▶ **TASK PROMPT**: Would you show every line from the records that holds "figure"?

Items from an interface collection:
+ + + + +
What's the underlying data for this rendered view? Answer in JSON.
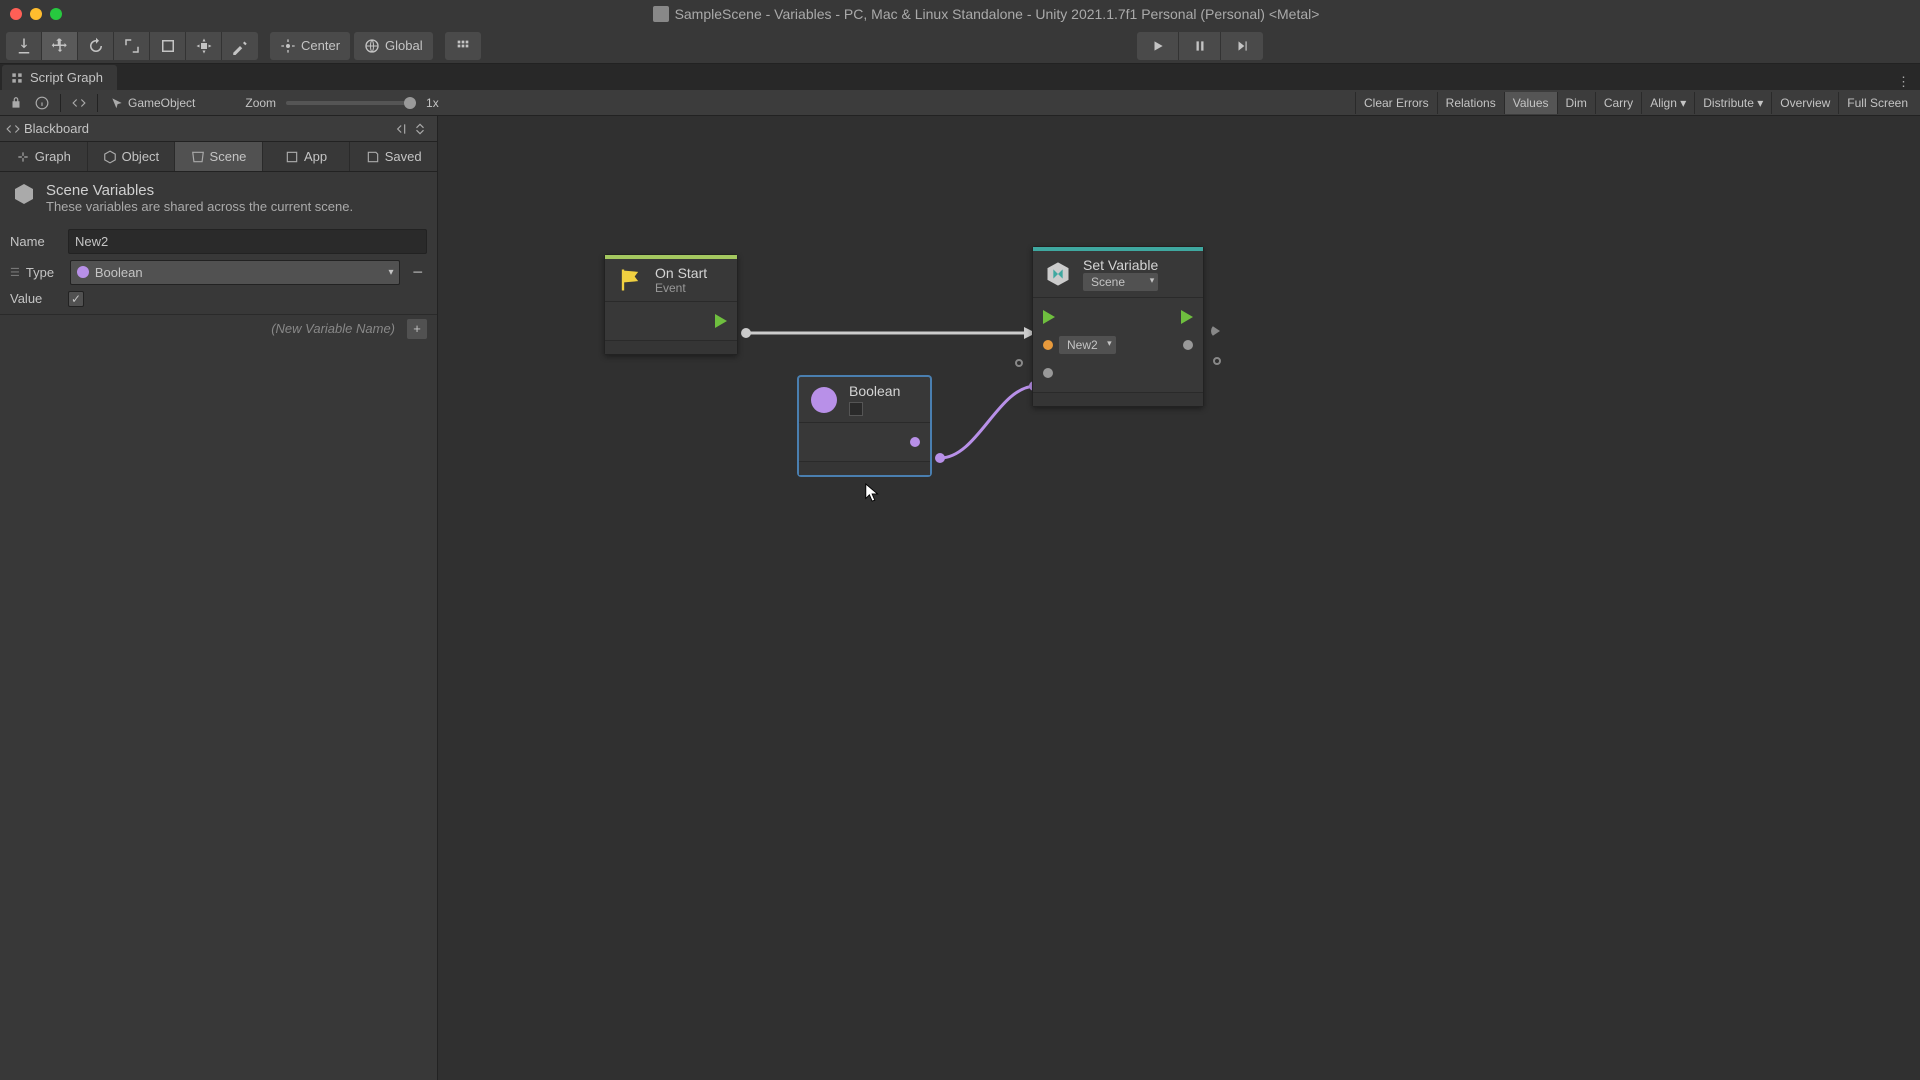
{
  "window": {
    "title": "SampleScene - Variables - PC, Mac & Linux Standalone - Unity 2021.1.7f1 Personal (Personal) <Metal>"
  },
  "toolbar": {
    "center_label": "Center",
    "global_label": "Global"
  },
  "tab": {
    "label": "Script Graph"
  },
  "graph_toolbar": {
    "gameobject_label": "GameObject",
    "zoom_label": "Zoom",
    "zoom_value": "1x",
    "right_buttons": {
      "clear_errors": "Clear Errors",
      "relations": "Relations",
      "values": "Values",
      "dim": "Dim",
      "carry": "Carry",
      "align": "Align",
      "distribute": "Distribute",
      "overview": "Overview",
      "full_screen": "Full Screen"
    }
  },
  "blackboard": {
    "title": "Blackboard",
    "tabs": {
      "graph": "Graph",
      "object": "Object",
      "scene": "Scene",
      "app": "App",
      "saved": "Saved"
    },
    "info": {
      "title": "Scene Variables",
      "desc": "These variables are shared across the current scene."
    },
    "var": {
      "name_label": "Name",
      "name_value": "New2",
      "type_label": "Type",
      "type_value": "Boolean",
      "value_label": "Value",
      "value_checked": true
    },
    "new_var_placeholder": "(New Variable Name)"
  },
  "nodes": {
    "on_start": {
      "title": "On Start",
      "subtitle": "Event"
    },
    "boolean": {
      "title": "Boolean"
    },
    "set_variable": {
      "title": "Set Variable",
      "scope": "Scene",
      "var_name": "New2"
    }
  }
}
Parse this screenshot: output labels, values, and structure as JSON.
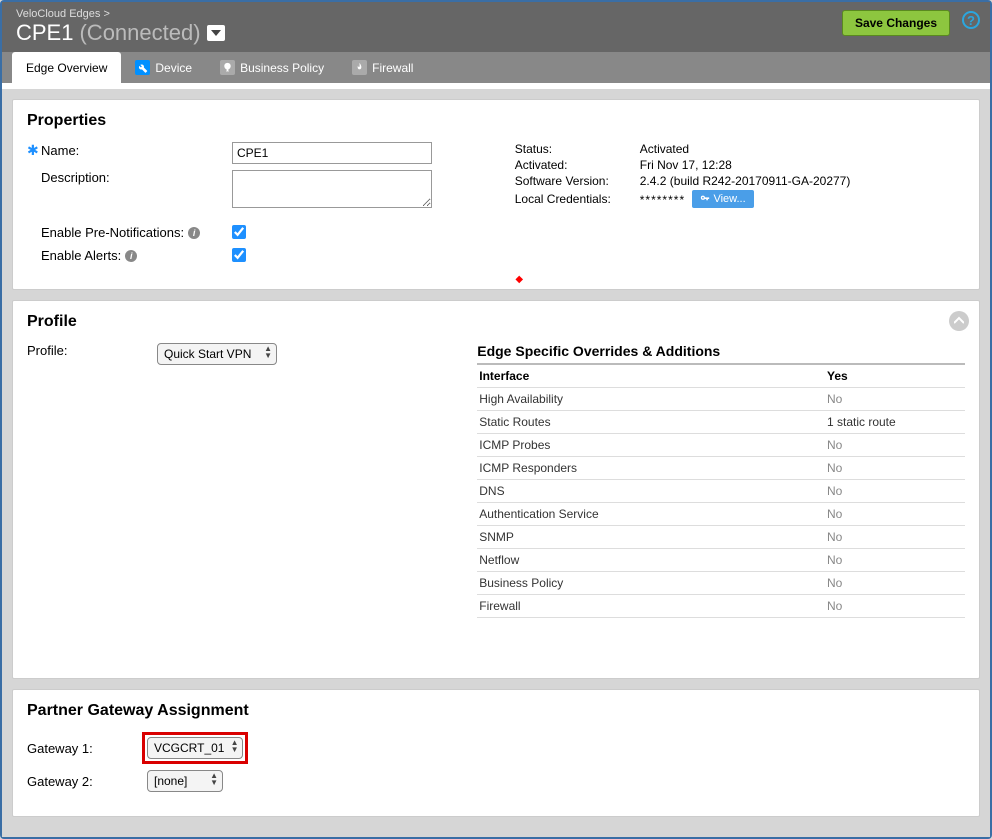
{
  "header": {
    "breadcrumb": "VeloCloud Edges >",
    "title": "CPE1",
    "connection_status": "(Connected)",
    "save_label": "Save Changes"
  },
  "tabs": {
    "overview": "Edge Overview",
    "device": "Device",
    "policy": "Business Policy",
    "firewall": "Firewall"
  },
  "properties": {
    "panel_title": "Properties",
    "name_label": "Name:",
    "name_value": "CPE1",
    "description_label": "Description:",
    "description_value": "",
    "pre_notif_label": "Enable Pre-Notifications:",
    "alerts_label": "Enable Alerts:",
    "status": {
      "status_label": "Status:",
      "status_value": "Activated",
      "activated_label": "Activated:",
      "activated_value": "Fri Nov 17, 12:28",
      "version_label": "Software Version:",
      "version_value": "2.4.2 (build R242-20170911-GA-20277)",
      "cred_label": "Local Credentials:",
      "cred_value": "********",
      "view_label": "View..."
    }
  },
  "profile": {
    "panel_title": "Profile",
    "profile_label": "Profile:",
    "profile_value": "Quick Start VPN",
    "overrides_title": "Edge Specific Overrides & Additions",
    "header_name": "Interface",
    "header_val": "Yes",
    "rows": [
      {
        "name": "High Availability",
        "val": "No"
      },
      {
        "name": "Static Routes",
        "val": "1 static route"
      },
      {
        "name": "ICMP Probes",
        "val": "No"
      },
      {
        "name": "ICMP Responders",
        "val": "No"
      },
      {
        "name": "DNS",
        "val": "No"
      },
      {
        "name": "Authentication Service",
        "val": "No"
      },
      {
        "name": "SNMP",
        "val": "No"
      },
      {
        "name": "Netflow",
        "val": "No"
      },
      {
        "name": "Business Policy",
        "val": "No"
      },
      {
        "name": "Firewall",
        "val": "No"
      }
    ]
  },
  "gateway": {
    "panel_title": "Partner Gateway Assignment",
    "gw1_label": "Gateway 1:",
    "gw1_value": "VCGCRT_01",
    "gw2_label": "Gateway 2:",
    "gw2_value": "[none]"
  }
}
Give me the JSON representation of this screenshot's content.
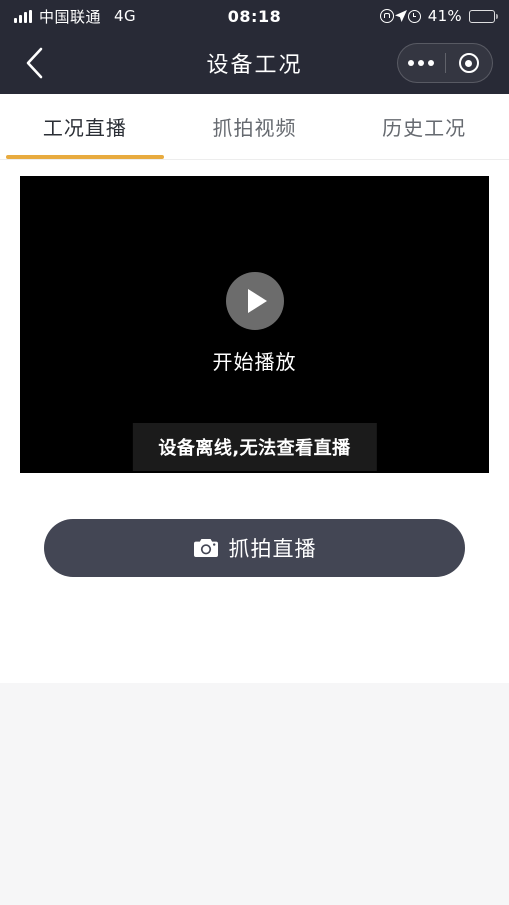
{
  "statusbar": {
    "carrier": "中国联通",
    "network": "4G",
    "time": "08:18",
    "battery_pct": "41%",
    "battery_level": 41,
    "icons": [
      "signal-bars-icon",
      "rotation-lock-icon",
      "location-arrow-icon",
      "alarm-clock-icon",
      "battery-icon"
    ]
  },
  "navbar": {
    "title": "设备工况",
    "back_icon": "chevron-left-icon",
    "capsule": {
      "menu_icon": "more-dots-icon",
      "target_icon": "circle-target-icon"
    }
  },
  "tabs": [
    {
      "label": "工况直播",
      "active": true
    },
    {
      "label": "抓拍视频",
      "active": false
    },
    {
      "label": "历史工况",
      "active": false
    }
  ],
  "player": {
    "play_icon": "play-triangle-icon",
    "play_label": "开始播放",
    "offline_message": "设备离线,无法查看直播"
  },
  "actions": {
    "capture": {
      "label": "抓拍直播",
      "icon": "camera-icon"
    }
  },
  "colors": {
    "header_bg": "#282a36",
    "accent": "#e8ab3f",
    "button_bg": "#434654",
    "page_bg": "#f6f6f7",
    "card_bg": "#ffffff",
    "video_bg": "#000000"
  }
}
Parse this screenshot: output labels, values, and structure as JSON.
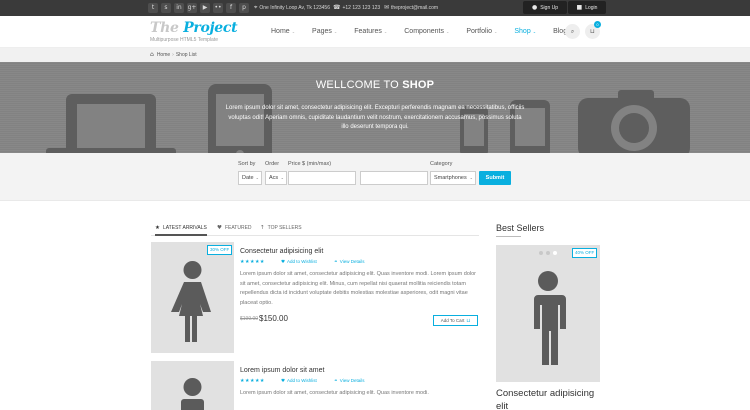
{
  "topbar": {
    "social_icons": [
      "twitter-icon",
      "skype-icon",
      "linkedin-icon",
      "google-plus-icon",
      "youtube-icon",
      "flickr-icon",
      "facebook-icon",
      "pinterest-icon"
    ],
    "social_glyphs": [
      "t",
      "s",
      "in",
      "g+",
      "▶",
      "••",
      "f",
      "p"
    ],
    "address": "One Infinity Loop Av, Tk 123456",
    "phone": "+12 123 123 123",
    "email": "theproject@mail.com",
    "signup_label": "Sign Up",
    "login_label": "Login"
  },
  "header": {
    "logo_the": "The",
    "logo_project": "Project",
    "tagline": "Multipurpose HTML5 Template",
    "nav": [
      {
        "label": "Home",
        "active": false
      },
      {
        "label": "Pages",
        "active": false
      },
      {
        "label": "Features",
        "active": false
      },
      {
        "label": "Components",
        "active": false
      },
      {
        "label": "Portfolio",
        "active": false
      },
      {
        "label": "Shop",
        "active": true
      },
      {
        "label": "Blog",
        "active": false
      }
    ],
    "cart_count": "0"
  },
  "breadcrumb": {
    "home": "Home",
    "current": "Shop List"
  },
  "hero": {
    "title_prefix": "WELLCOME TO",
    "title_bold": "SHOP",
    "text": "Lorem ipsum dolor sit amet, consectetur adipisicing elit. Excepturi perferendis magnam ea necessitatibus, officiis voluptas odit! Aperiam omnis, cupiditate laudantium velit nostrum, exercitationem accusamus, possimus soluta illo deserunt tempora qui."
  },
  "filters": {
    "sort_label": "Sort by",
    "sort_value": "Date",
    "order_label": "Order",
    "order_value": "Acs",
    "price_label": "Price $ (min/max)",
    "price_min": "",
    "price_max": "",
    "category_label": "Category",
    "category_value": "Smartphones",
    "submit_label": "Submit"
  },
  "tabs": [
    {
      "label": "LATEST ARRIVALS",
      "icon": "star-icon",
      "active": true
    },
    {
      "label": "FEATURED",
      "icon": "heart-icon",
      "active": false
    },
    {
      "label": "TOP SELLERS",
      "icon": "arrow-up-icon",
      "active": false
    }
  ],
  "products": [
    {
      "title": "Consectetur adipisicing elit",
      "badge": "30% OFF",
      "rating": 5,
      "wishlist_label": "Add to Wishlist",
      "details_label": "View Details",
      "description": "Lorem ipsum dolor sit amet, consectetur adipisicing elit. Quas inventore modi. Lorem ipsum dolor sit amet, consectetur adipisicing elit. Minus, cum repellat nisi quaerat mollitia reiciendis totam repellendus dicta id incidunt voluptate debitis molestias molestiae asperiores, odit magni vitae placeat optio.",
      "old_price": "$199.00",
      "price": "$150.00",
      "add_to_cart_label": "Add To Cart",
      "figure": "female"
    },
    {
      "title": "Lorem ipsum dolor sit amet",
      "rating": 5,
      "wishlist_label": "Add to Wishlist",
      "details_label": "View Details",
      "description": "Lorem ipsum dolor sit amet, consectetur adipisicing elit. Quas inventore modi.",
      "figure": "male"
    }
  ],
  "sidebar": {
    "title": "Best Sellers",
    "badge": "40% OFF",
    "product_title": "Consectetur adipisicing elit"
  },
  "colors": {
    "accent": "#09afdf",
    "topbar": "#3a3a3a",
    "hero": "#828282",
    "placeholder": "#e1e1e1",
    "figure": "#5b5b5b"
  }
}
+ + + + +
▶ **RESPONSE AREA**:
      "figure": "female"
      "figure": "male"
    "figure": "#5b5b5b"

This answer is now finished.